lady notorious by theresa romain original blue cover

Who knew love would be her secret weapon?

Cassandra Benton has always survived by her wits and wiles, even working for Bow Street alongside her twin brother. When injury takes him out of commission, Cass must support the family by taking on an intriguing new case: George, Lord Northbrook, believes someone is plotting to kill his father, the Duke of Ardmore. Decades before, the duke was one of ten who formed a wager that would grant a fortune to the last survivor. But someone can’t wait for nature to take its course—and George hopes a seasoned investigator like Cass can find out who.

Cass relishes the chance to spy on the ton, shrewdly disguised as handsome Lord Northbrook’s notorious “cousin.” What she doesn’t expect is her irresistible attraction to her dashing employer, and days of investigation soon turn to passionate nights. But with a killer closing in and her charade as a lady of the ton in danger of collapsing at any moment, Cass has no choice but to put her life—and her heart—in the hands of the last man she ought to trust.

 

Inheritance in the English aristocracy.

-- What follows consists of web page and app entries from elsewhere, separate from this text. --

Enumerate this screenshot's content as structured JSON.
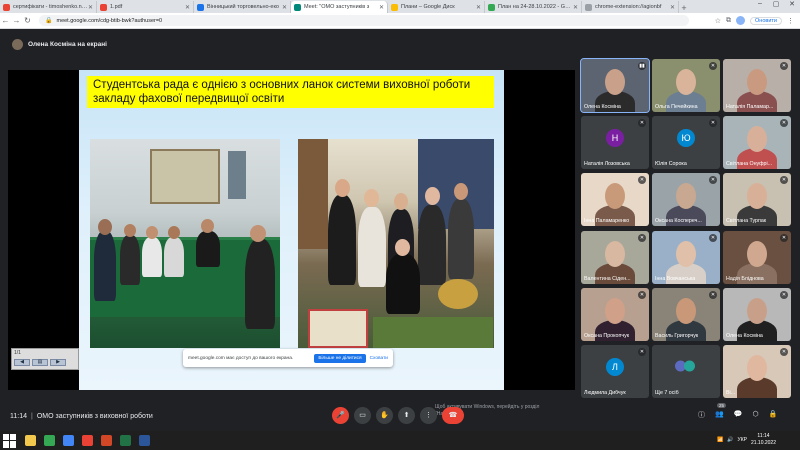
{
  "browser": {
    "tabs": [
      {
        "label": "сертифікати - timoshenko.nata",
        "color": "#ea4335",
        "active": false
      },
      {
        "label": "1.pdf",
        "color": "#ea4335",
        "active": false
      },
      {
        "label": "Вінницький торговельно-еко",
        "color": "#1a73e8",
        "active": false
      },
      {
        "label": "Meet: \"ОМО заступників з",
        "color": "#00897b",
        "active": true
      },
      {
        "label": "Плани – Google Диск",
        "color": "#fbbc04",
        "active": false
      },
      {
        "label": "План на 24-28.10.2022 - Goog",
        "color": "#34a853",
        "active": false
      },
      {
        "label": "chrome-extension://agionbf",
        "color": "#9aa0a6",
        "active": false
      }
    ],
    "new_tab": "+",
    "url": "meet.google.com/cdg-btib-bwk?authuser=0",
    "update_button": "Оновити"
  },
  "presenter": {
    "label": "Олена Косміна на екрані"
  },
  "slide": {
    "title": "Студентська рада є однією з основних ланок системи виховної роботи закладу фахової передвищої освіти",
    "page_indicator": "1/1",
    "activate_text": "Щоб активувати Windows, перейдіть у розділ \"Настройки\"."
  },
  "notification": {
    "message": "meet.google.com має доступ до вашого екрана.",
    "stop_button": "Більше не ділитися",
    "hide_button": "Сховати"
  },
  "participants": [
    {
      "name": "Олена Косміна",
      "type": "video",
      "bg": "#5b6470",
      "face": "#c9a08a",
      "body": "#2b2b2b",
      "active": true,
      "mic": "▮▮"
    },
    {
      "name": "Ольга Печейкина",
      "type": "video",
      "bg": "#8a8f6e",
      "face": "#d9b49a",
      "body": "#6b7e92",
      "mic": "✕"
    },
    {
      "name": "Наталія Паламар...",
      "type": "video",
      "bg": "#b8b0a8",
      "face": "#c99a80",
      "body": "#8a5050",
      "mic": "✕"
    },
    {
      "name": "Наталія Лозовська",
      "type": "initial",
      "initial": "Н",
      "color": "#7b1fa2",
      "mic": "✕"
    },
    {
      "name": "Юлія Сорока",
      "type": "initial",
      "initial": "Ю",
      "color": "#0288d1",
      "mic": "✕"
    },
    {
      "name": "Світлана Онуфрі...",
      "type": "video",
      "bg": "#a8b4b8",
      "face": "#d8b09a",
      "body": "#c05050",
      "mic": "✕"
    },
    {
      "name": "Інна Паламаренко",
      "type": "video",
      "bg": "#e8d8c8",
      "face": "#c89a7a",
      "body": "#7a5a4a",
      "mic": "✕"
    },
    {
      "name": "Оксана Коспереч...",
      "type": "video",
      "bg": "#9aa4a8",
      "face": "#c8a890",
      "body": "#4a4a5a",
      "mic": "✕"
    },
    {
      "name": "Світлана Турпак",
      "type": "video",
      "bg": "#c8c0b0",
      "face": "#d8b098",
      "body": "#3a3a3a",
      "mic": "✕"
    },
    {
      "name": "Валентина Сіден...",
      "type": "video",
      "bg": "#a8a89a",
      "face": "#d8b8a0",
      "body": "#6a4a3a",
      "mic": "✕"
    },
    {
      "name": "Інна Вовчанська",
      "type": "video",
      "bg": "#9ab0c8",
      "face": "#e0c0a8",
      "body": "#d8d0c8",
      "mic": "✕"
    },
    {
      "name": "Надія Бліднова",
      "type": "video",
      "bg": "#6a5040",
      "face": "#d0a890",
      "body": "#8a7060",
      "mic": "✕"
    },
    {
      "name": "Оксана Прокопчук",
      "type": "video",
      "bg": "#b8a090",
      "face": "#d0a088",
      "body": "#302030",
      "mic": "✕"
    },
    {
      "name": "Василь Григорчук",
      "type": "video",
      "bg": "#8a8478",
      "face": "#c89878",
      "body": "#303840",
      "mic": "✕"
    },
    {
      "name": "Олена Косміна",
      "type": "video",
      "bg": "#b8b8b8",
      "face": "#c8a08a",
      "body": "#202020",
      "mic": "✕"
    },
    {
      "name": "Людмила Дибчук",
      "type": "initial",
      "initial": "Л",
      "color": "#0288d1",
      "mic": "✕"
    },
    {
      "name": "Ще 7 осіб",
      "type": "others",
      "mic": ""
    },
    {
      "name": "Ві...",
      "type": "video",
      "bg": "#d8c8b8",
      "face": "#e0b8a0",
      "body": "#5a3a2a",
      "mic": "✕"
    }
  ],
  "bottom": {
    "time": "11:14",
    "meeting_name": "ОМО заступників з виховної роботи",
    "participant_count": "25",
    "controls": {
      "mic": "🎤",
      "camera": "▭",
      "raise_hand": "✋",
      "present": "⬆",
      "more": "⋮",
      "end_call": "☎"
    },
    "right": {
      "info": "ⓘ",
      "people": "👥",
      "chat": "💬",
      "activities": "⬡",
      "admin": "🔒"
    }
  },
  "taskbar": {
    "apps": [
      {
        "name": "file-explorer",
        "color": "#f2c94c"
      },
      {
        "name": "chrome",
        "color": "#34a853"
      },
      {
        "name": "chrome-2",
        "color": "#4285f4"
      },
      {
        "name": "chrome-3",
        "color": "#ea4335"
      },
      {
        "name": "powerpoint",
        "color": "#d24726"
      },
      {
        "name": "excel",
        "color": "#217346"
      },
      {
        "name": "word",
        "color": "#2b579a"
      }
    ],
    "lang": "УКР",
    "clock_time": "11:14",
    "clock_date": "21.10.2022"
  }
}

Following on from the issues I had with a recent historical romance, I’ve found that many others were pulled out of the same story by a glaring mistake. Basically: no, an English aristocrat can’t randomly lose his title. And so – no – you can’t write a book with the premise that the hero will lose the dukedom if he doesn’t marry by his thirtieth birthday.

There’re historical romance authors out there with a much more complex understanding of inheritance issues than I have, and one of those people is KJ Charles, who wrote an interesting blog post in response to the book’s release last week. (This isn’t the only book to run with this premise; just the most recent, and one that’s getting attention because it’s by a very popular author.)

Duchess by Deception (Gilded #1) by Marie Force

Read the whole piece HERE.

There are historical realities you can muck about with, tons of them. Have a zillion dukes by all means. Let them marry governesses and plucky flower girls, fine. These things are wildly implausible, but this is historical romance, and we’re here to play.

And then there are things that you cannot mess with, because they don’t play with the world, they break it. Chief amongst these in British aristocracy romance would be, er, destroying the entire system of British aristocracy. Which is what this plot does.

The point of a system of primogeniture—the whole, sole, single, solitary purpose of it—is to establish that nobility is bestowed by birth. The monarch can bestow a title on a commoner because of their merit on the battlefield/skill in the sack, but once it is granted, it operates under the rules. Nobody ever gets to decide who will inherit their title—not the monarch, nobody. It goes to the first in line: end of story. And once a peerage is bestowed it cannot be removed by anything less than an Act of Parliament or Royal prerogative. Certainly not by a previous holder’s whim.”